In a see-saw session, the index fell by more than 1 percent in the morning, undermined by declining commodity prices, following two days of steep losses.
The heavyweight energy sector came off its lows but was still down 1.3 percent as oil prices sagged more than $5 on a rallying U.S. dollar and easing concern over an Atlantic hurricane.
The TSX late rebound tracked a recovery in stocks south of the border, with investors scooping up recently downtrodden shares.
The decline in crude -- which has fallen nearly $10 so far this week to just over $136 a barrel -- also helped ease anxiety over rising inflation and improved hopes the Bank of Canada won’t need to raise interest rates next week, said Gavin Graham, chief investment officer at Guardian Group of Funds.
The S&P/TSX composite index .GSPTSE closed up 96.97 points, or 0.71 percent, at 13,809.77 with all but two of its 10 main sectors in positive territory.
The day’s rally pulled the benchmark away from official correction territory, but it remained down 8.8 percent from the all-time high it reached in early June. A “correction” is generally defined as a 10 percent retreat from peak levels.
Levente Mady, broker at MF Global Canada in Vancouver, noted that worries over global economic growth will remain a major headwind.
“All the fundamental news that I can see tends to be more negative, and I don’t expect that to change any time soon,” said Mady.
Shares of WestJet Airlines WJA.TO jumped C$1.41, or 11.1 percent, to C$14.10 after it forged a codeshare agreement with big U.S. carrier Southwest Airlines LUV.N.
Under the deal, the two airlines will sell seats on each other’s flights, giving them access to new customers with lower marketing costs. WestJet’s gain help pull the industrials sector up 3.9 percent.
Gains by financials also helped push the benchmark higher. National Bank of Canada NA.TO rose C$1.69, or 3.5 percent, to C$50.54, and Bank of Montreal BMO.TO was up C$1.42, or 3.3 percent, at C$43.95. The group overall rose 2.1 percent.
Among the laggards in the oil patch, Canadian Natural Resources CNQ.TO was down C$3.46, or 3.8 percent, at C$88.88, and Canadian Oil Sands Trust COS_u.TO fell C$1.73, or 3.5 percent, to C$48.05.
Market volume was 405 million shares worth C$8.7 billion.
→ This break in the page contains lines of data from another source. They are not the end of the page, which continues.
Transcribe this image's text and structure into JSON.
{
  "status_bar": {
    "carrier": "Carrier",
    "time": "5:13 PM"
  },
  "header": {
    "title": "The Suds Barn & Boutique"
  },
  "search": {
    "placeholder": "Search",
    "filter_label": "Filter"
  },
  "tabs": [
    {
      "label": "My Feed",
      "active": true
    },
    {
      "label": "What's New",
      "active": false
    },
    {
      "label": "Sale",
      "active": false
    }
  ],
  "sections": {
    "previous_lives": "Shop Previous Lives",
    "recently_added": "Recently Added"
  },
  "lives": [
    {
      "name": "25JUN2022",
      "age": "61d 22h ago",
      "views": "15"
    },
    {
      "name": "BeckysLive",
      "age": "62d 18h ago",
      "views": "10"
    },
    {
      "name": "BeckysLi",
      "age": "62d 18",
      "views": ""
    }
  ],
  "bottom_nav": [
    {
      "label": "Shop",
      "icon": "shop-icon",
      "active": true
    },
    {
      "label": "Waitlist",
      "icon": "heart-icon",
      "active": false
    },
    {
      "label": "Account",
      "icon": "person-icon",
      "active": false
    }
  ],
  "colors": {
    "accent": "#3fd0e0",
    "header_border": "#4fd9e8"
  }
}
Decliners outpaced advancers 1,073 to 542. The blue chip S&P/TSX 60 index .TSE60 closed up 8.51 points, or 1.04 percent, at 828.13.
In New York, stocks were boosted by the drop in oil prices, which eased worries about consumer and business spending.
The Dow Jones industrial average .DJI closed up 152.25 points, or 1.36 percent, at 11,384.21, and the Nasdaq composite index .IXIC rose 51.12 points, or 2.28 percent, at 2,294.44.
Editing by Rob Wilson